+++ Material supplied +++
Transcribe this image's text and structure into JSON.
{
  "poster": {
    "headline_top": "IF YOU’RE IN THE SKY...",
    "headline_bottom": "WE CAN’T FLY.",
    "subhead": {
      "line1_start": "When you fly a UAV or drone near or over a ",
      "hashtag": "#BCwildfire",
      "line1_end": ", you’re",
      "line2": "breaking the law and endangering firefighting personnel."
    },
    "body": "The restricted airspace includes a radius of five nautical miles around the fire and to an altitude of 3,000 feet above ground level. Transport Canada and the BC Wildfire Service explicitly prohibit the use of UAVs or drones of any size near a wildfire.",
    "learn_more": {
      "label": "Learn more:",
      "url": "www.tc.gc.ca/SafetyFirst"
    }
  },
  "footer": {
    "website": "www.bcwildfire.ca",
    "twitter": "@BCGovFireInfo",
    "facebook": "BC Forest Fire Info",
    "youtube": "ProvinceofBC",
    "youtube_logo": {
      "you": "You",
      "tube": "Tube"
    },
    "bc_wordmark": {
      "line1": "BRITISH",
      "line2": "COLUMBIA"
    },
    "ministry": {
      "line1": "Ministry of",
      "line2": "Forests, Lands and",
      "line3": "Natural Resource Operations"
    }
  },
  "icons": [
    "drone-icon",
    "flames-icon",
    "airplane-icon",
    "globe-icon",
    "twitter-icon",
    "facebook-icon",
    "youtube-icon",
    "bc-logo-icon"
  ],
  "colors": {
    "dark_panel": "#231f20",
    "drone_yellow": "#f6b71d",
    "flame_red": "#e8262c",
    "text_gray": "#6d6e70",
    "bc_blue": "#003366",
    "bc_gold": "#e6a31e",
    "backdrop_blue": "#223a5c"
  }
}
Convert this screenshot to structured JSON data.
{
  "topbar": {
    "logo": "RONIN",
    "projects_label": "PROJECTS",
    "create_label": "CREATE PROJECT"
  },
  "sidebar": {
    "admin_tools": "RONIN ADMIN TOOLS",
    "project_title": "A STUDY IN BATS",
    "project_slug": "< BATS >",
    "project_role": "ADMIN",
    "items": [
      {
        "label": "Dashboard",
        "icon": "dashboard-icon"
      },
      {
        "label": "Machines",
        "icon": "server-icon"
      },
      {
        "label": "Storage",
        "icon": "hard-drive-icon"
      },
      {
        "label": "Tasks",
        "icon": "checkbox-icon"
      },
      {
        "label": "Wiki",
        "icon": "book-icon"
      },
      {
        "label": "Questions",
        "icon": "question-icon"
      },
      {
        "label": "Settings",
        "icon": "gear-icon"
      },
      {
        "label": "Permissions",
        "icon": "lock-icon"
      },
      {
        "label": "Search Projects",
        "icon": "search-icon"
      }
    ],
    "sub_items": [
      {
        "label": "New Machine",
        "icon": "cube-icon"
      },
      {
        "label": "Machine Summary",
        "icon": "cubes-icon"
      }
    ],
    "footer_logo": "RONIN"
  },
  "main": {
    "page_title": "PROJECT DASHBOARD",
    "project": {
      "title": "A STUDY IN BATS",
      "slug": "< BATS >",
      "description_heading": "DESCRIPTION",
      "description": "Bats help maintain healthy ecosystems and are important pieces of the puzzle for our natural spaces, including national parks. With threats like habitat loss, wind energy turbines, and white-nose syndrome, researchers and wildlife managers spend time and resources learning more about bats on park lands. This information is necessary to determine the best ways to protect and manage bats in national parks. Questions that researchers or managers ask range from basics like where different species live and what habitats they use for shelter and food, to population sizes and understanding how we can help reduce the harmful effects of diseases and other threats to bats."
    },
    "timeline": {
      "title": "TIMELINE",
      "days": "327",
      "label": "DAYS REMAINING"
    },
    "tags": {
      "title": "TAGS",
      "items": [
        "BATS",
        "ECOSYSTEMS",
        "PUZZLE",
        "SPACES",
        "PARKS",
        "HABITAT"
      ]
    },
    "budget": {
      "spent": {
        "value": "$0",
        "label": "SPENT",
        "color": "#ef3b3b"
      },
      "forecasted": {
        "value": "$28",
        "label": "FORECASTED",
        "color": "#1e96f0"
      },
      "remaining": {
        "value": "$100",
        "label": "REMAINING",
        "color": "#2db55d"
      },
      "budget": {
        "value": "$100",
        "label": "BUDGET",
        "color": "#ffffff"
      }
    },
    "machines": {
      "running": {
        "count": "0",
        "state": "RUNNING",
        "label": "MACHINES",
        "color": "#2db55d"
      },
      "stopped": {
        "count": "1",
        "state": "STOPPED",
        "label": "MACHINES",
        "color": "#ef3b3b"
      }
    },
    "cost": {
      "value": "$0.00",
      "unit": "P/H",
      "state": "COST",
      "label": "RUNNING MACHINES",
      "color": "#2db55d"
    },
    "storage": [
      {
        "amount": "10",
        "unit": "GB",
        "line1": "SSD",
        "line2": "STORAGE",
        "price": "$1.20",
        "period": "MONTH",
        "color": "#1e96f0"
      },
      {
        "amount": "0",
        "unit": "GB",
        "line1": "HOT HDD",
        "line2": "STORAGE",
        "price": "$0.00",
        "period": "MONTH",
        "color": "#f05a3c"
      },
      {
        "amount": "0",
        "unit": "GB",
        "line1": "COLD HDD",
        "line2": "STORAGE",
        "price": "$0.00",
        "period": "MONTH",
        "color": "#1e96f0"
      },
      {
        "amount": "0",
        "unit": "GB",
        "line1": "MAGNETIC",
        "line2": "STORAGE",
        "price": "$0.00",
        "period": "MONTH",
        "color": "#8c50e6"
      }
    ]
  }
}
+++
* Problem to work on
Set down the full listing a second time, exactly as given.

* Expected answer
Transcribe this image's text and structure into JSON.
{
  "poster": {
    "headline_top": "IF YOU’RE IN THE SKY...",
    "headline_bottom": "WE CAN’T FLY.",
    "subhead": {
      "line1_start": "When you fly a UAV or drone near or over a ",
      "hashtag": "#BCwildfire",
      "line1_end": ", you’re",
      "line2": "breaking the law and endangering firefighting personnel."
    },
    "body": "The restricted airspace includes a radius of five nautical miles around the fire and to an altitude of 3,000 feet above ground level. Transport Canada and the BC Wildfire Service explicitly prohibit the use of UAVs or drones of any size near a wildfire.",
    "learn_more": {
      "label": "Learn more:",
      "url": "www.tc.gc.ca/SafetyFirst"
    }
  },
  "footer": {
    "website": "www.bcwildfire.ca",
    "twitter": "@BCGovFireInfo",
    "facebook": "BC Forest Fire Info",
    "youtube": "ProvinceofBC",
    "youtube_logo": {
      "you": "You",
      "tube": "Tube"
    },
    "bc_wordmark": {
      "line1": "BRITISH",
      "line2": "COLUMBIA"
    },
    "ministry": {
      "line1": "Ministry of",
      "line2": "Forests, Lands and",
      "line3": "Natural Resource Operations"
    }
  },
  "icons": [
    "drone-icon",
    "flames-icon",
    "airplane-icon",
    "globe-icon",
    "twitter-icon",
    "facebook-icon",
    "youtube-icon",
    "bc-logo-icon"
  ],
  "colors": {
    "dark_panel": "#231f20",
    "drone_yellow": "#f6b71d",
    "flame_red": "#e8262c",
    "text_gray": "#6d6e70",
    "bc_blue": "#003366",
    "bc_gold": "#e6a31e",
    "backdrop_blue": "#223a5c"
  }
}
Convert this screenshot to structured JSON data.
{
  "topbar": {
    "logo": "RONIN",
    "projects_label": "PROJECTS",
    "create_label": "CREATE PROJECT"
  },
  "sidebar": {
    "admin_tools": "RONIN ADMIN TOOLS",
    "project_title": "A STUDY IN BATS",
    "project_slug": "< BATS >",
    "project_role": "ADMIN",
    "items": [
      {
        "label": "Dashboard",
        "icon": "dashboard-icon"
      },
      {
        "label": "Machines",
        "icon": "server-icon"
      },
      {
        "label": "Storage",
        "icon": "hard-drive-icon"
      },
      {
        "label": "Tasks",
        "icon": "checkbox-icon"
      },
      {
        "label": "Wiki",
        "icon": "book-icon"
      },
      {
        "label": "Questions",
        "icon": "question-icon"
      },
      {
        "label": "Settings",
        "icon": "gear-icon"
      },
      {
        "label": "Permissions",
        "icon": "lock-icon"
      },
      {
        "label": "Search Projects",
        "icon": "search-icon"
      }
    ],
    "sub_items": [
      {
        "label": "New Machine",
        "icon": "cube-icon"
      },
      {
        "label": "Machine Summary",
        "icon": "cubes-icon"
      }
    ],
    "footer_logo": "RONIN"
  },
  "main": {
    "page_title": "PROJECT DASHBOARD",
    "project": {
      "title": "A STUDY IN BATS",
      "slug": "< BATS >",
      "description_heading": "DESCRIPTION",
      "description": "Bats help maintain healthy ecosystems and are important pieces of the puzzle for our natural spaces, including national parks. With threats like habitat loss, wind energy turbines, and white-nose syndrome, researchers and wildlife managers spend time and resources learning more about bats on park lands. This information is necessary to determine the best ways to protect and manage bats in national parks. Questions that researchers or managers ask range from basics like where different species live and what habitats they use for shelter and food, to population sizes and understanding how we can help reduce the harmful effects of diseases and other threats to bats."
    },
    "timeline": {
      "title": "TIMELINE",
      "days": "327",
      "label": "DAYS REMAINING"
    },
    "tags": {
      "title": "TAGS",
      "items": [
        "BATS",
        "ECOSYSTEMS",
        "PUZZLE",
        "SPACES",
        "PARKS",
        "HABITAT"
      ]
    },
    "budget": {
      "spent": {
        "value": "$0",
        "label": "SPENT",
        "color": "#ef3b3b"
      },
      "forecasted": {
        "value": "$28",
        "label": "FORECASTED",
        "color": "#1e96f0"
      },
      "remaining": {
        "value": "$100",
        "label": "REMAINING",
        "color": "#2db55d"
      },
      "budget": {
        "value": "$100",
        "label": "BUDGET",
        "color": "#ffffff"
      }
    },
    "machines": {
      "running": {
        "count": "0",
        "state": "RUNNING",
        "label": "MACHINES",
        "color": "#2db55d"
      },
      "stopped": {
        "count": "1",
        "state": "STOPPED",
        "label": "MACHINES",
        "color": "#ef3b3b"
      }
    },
    "cost": {
      "value": "$0.00",
      "unit": "P/H",
      "state": "COST",
      "label": "RUNNING MACHINES",
      "color": "#2db55d"
    },
    "storage": [
      {
        "amount": "10",
        "unit": "GB",
        "line1": "SSD",
        "line2": "STORAGE",
        "price": "$1.20",
        "period": "MONTH",
        "color": "#1e96f0"
      },
      {
        "amount": "0",
        "unit": "GB",
        "line1": "HOT HDD",
        "line2": "STORAGE",
        "price": "$0.00",
        "period": "MONTH",
        "color": "#f05a3c"
      },
      {
        "amount": "0",
        "unit": "GB",
        "line1": "COLD HDD",
        "line2": "STORAGE",
        "price": "$0.00",
        "period": "MONTH",
        "color": "#1e96f0"
      },
      {
        "amount": "0",
        "unit": "GB",
        "line1": "MAGNETIC",
        "line2": "STORAGE",
        "price": "$0.00",
        "period": "MONTH",
        "color": "#8c50e6"
      }
    ]
  }
}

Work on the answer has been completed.